I distinguish between two types of representation, natural and nonnatural. I argue that nonnatural representation is necessary to explain intentionality. I also argue that traditional accounts of the semantic content of mental representations are insufficient to explain nonnatural representation and, therefore, intentionality. To remedy this, I sketch an account of nonnatural representation in terms of natural representation plus offline simulation of nonactual environments plus tracking the ways in which a simulation departs from the actual environment. This is a step towards a naturalistic, mechanistic, neurocomputational account of intentionality. A consequence of this account is that thought experiments are mental simulations.

    • Michael Stuart, London School of Economics, CPNSS

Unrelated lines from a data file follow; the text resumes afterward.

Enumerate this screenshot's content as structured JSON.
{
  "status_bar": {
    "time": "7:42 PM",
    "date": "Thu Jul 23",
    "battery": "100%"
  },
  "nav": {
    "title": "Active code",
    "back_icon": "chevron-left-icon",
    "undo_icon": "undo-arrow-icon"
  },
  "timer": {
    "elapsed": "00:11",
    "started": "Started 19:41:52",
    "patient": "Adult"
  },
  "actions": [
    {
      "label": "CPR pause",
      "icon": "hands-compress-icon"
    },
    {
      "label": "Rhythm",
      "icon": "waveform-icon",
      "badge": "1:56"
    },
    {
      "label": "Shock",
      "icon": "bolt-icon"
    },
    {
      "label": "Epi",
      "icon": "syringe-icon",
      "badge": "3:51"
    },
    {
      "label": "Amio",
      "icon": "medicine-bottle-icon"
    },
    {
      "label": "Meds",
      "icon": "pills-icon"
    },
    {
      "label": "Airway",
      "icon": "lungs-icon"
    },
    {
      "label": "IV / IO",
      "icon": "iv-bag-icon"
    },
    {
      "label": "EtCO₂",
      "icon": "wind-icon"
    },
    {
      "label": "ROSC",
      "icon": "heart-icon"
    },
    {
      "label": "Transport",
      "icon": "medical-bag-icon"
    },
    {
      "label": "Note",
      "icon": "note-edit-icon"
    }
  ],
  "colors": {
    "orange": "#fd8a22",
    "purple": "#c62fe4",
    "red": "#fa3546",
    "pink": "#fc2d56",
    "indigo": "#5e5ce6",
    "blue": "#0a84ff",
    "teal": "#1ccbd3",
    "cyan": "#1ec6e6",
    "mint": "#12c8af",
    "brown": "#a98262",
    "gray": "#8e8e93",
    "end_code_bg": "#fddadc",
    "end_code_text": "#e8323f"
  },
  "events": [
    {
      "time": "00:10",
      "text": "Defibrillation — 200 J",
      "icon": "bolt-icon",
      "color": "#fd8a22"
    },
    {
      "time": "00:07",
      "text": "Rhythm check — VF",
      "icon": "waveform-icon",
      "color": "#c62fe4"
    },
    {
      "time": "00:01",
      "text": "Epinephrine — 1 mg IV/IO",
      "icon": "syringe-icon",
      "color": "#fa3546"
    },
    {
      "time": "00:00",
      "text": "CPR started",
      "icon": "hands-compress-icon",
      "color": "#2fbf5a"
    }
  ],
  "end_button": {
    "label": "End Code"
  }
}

Thought Experiments and Computer Simulations are Metaphorical Experiments

“Both thought experiments and simulation experiments apparently belong to the family of experiments, though they are somewhat special members because they work without intervention into the natural world” (Lenhard 2017, 484). What is an experiment that does not intervene, and how do we learn from it? This has been a major focus in the epistemologies of thought experiments and computer simulations. One attractive solution is to say that an experiment without intervention is a metaphorical experiment. But not all aspects of thought experiments and computer simulations are metaphorical. So which are the metaphorical aspects, and how exactly do they gain their metaphorical status? If we can answer these questions, we can begin to address the more difficult issue, which concerns how scientists learn about real things from metaphors. In aesthetics, it is widely accepted that imagination is the cognitive ability that underpins our usage of metaphor; so we can assume that it will also be necessary for an account of metaphorical experiments.

With the help of Nancy Nersessian, I recently completed an ethnographic study of scientific imagination in a computational systems biology laboratory. In this talk, I will present the various ways that we observed scientists using their imaginations to create, use and interpret computer simulations. I will compare these to the uses of imagination in thought experiments, and argue that imagination must be a central notion for any epistemological account of metaphorical experiments. I close by considering what kind of account of imagination we need, and what it would allow us to do.

Lenhard, J. 2017. “Thought Experiments and Simulation Experiments: Exploring Hypothetical Worlds,” in M. Stuart et al. The Routledge Companion to Thought Experiments. London: Routledge.